> _ACTION ITEM_
Skipping any pictures, give all of the records below again exactly.

> _MATERIAL PROVIDED_
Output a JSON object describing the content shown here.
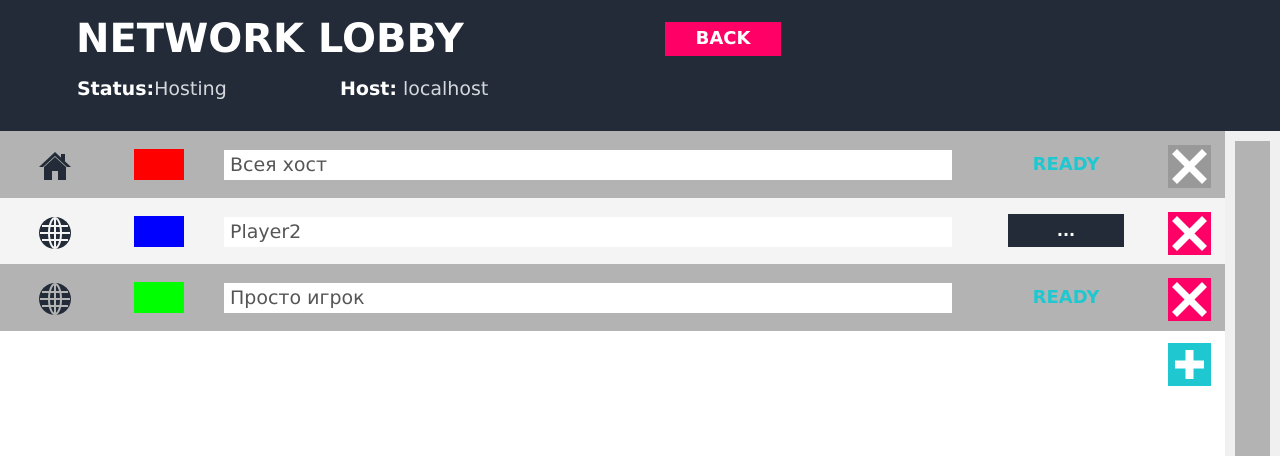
{
  "header": {
    "title": "NETWORK LOBBY",
    "back_label": "BACK",
    "status_label": "Status:",
    "status_value": "Hosting",
    "host_label": "Host:",
    "host_value": "localhost"
  },
  "players": [
    {
      "icon": "home-icon",
      "color": "#ff0000",
      "name": "Всея хост",
      "state": "READY",
      "remove_enabled": false
    },
    {
      "icon": "globe-icon",
      "color": "#0000ff",
      "name": "Player2",
      "state": "...",
      "remove_enabled": true
    },
    {
      "icon": "globe-icon",
      "color": "#00ff00",
      "name": "Просто игрок",
      "state": "READY",
      "remove_enabled": true
    }
  ],
  "colors": {
    "header_bg": "#222b37",
    "accent_pink": "#ff0066",
    "accent_cyan": "#1fc8d0",
    "row_gray": "#b3b3b3",
    "disabled_remove": "#999999"
  }
}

> _RESPONSE TO THE EXERCISE_
Output a JSON object describing the content shown here.
{
  "header": {
    "title": "NETWORK LOBBY",
    "back_label": "BACK",
    "status_label": "Status:",
    "status_value": "Hosting",
    "host_label": "Host:",
    "host_value": "localhost"
  },
  "players": [
    {
      "icon": "home-icon",
      "color": "#ff0000",
      "name": "Всея хост",
      "state": "READY",
      "remove_enabled": false
    },
    {
      "icon": "globe-icon",
      "color": "#0000ff",
      "name": "Player2",
      "state": "...",
      "remove_enabled": true
    },
    {
      "icon": "globe-icon",
      "color": "#00ff00",
      "name": "Просто игрок",
      "state": "READY",
      "remove_enabled": true
    }
  ],
  "colors": {
    "header_bg": "#222b37",
    "accent_pink": "#ff0066",
    "accent_cyan": "#1fc8d0",
    "row_gray": "#b3b3b3",
    "disabled_remove": "#999999"
  }
}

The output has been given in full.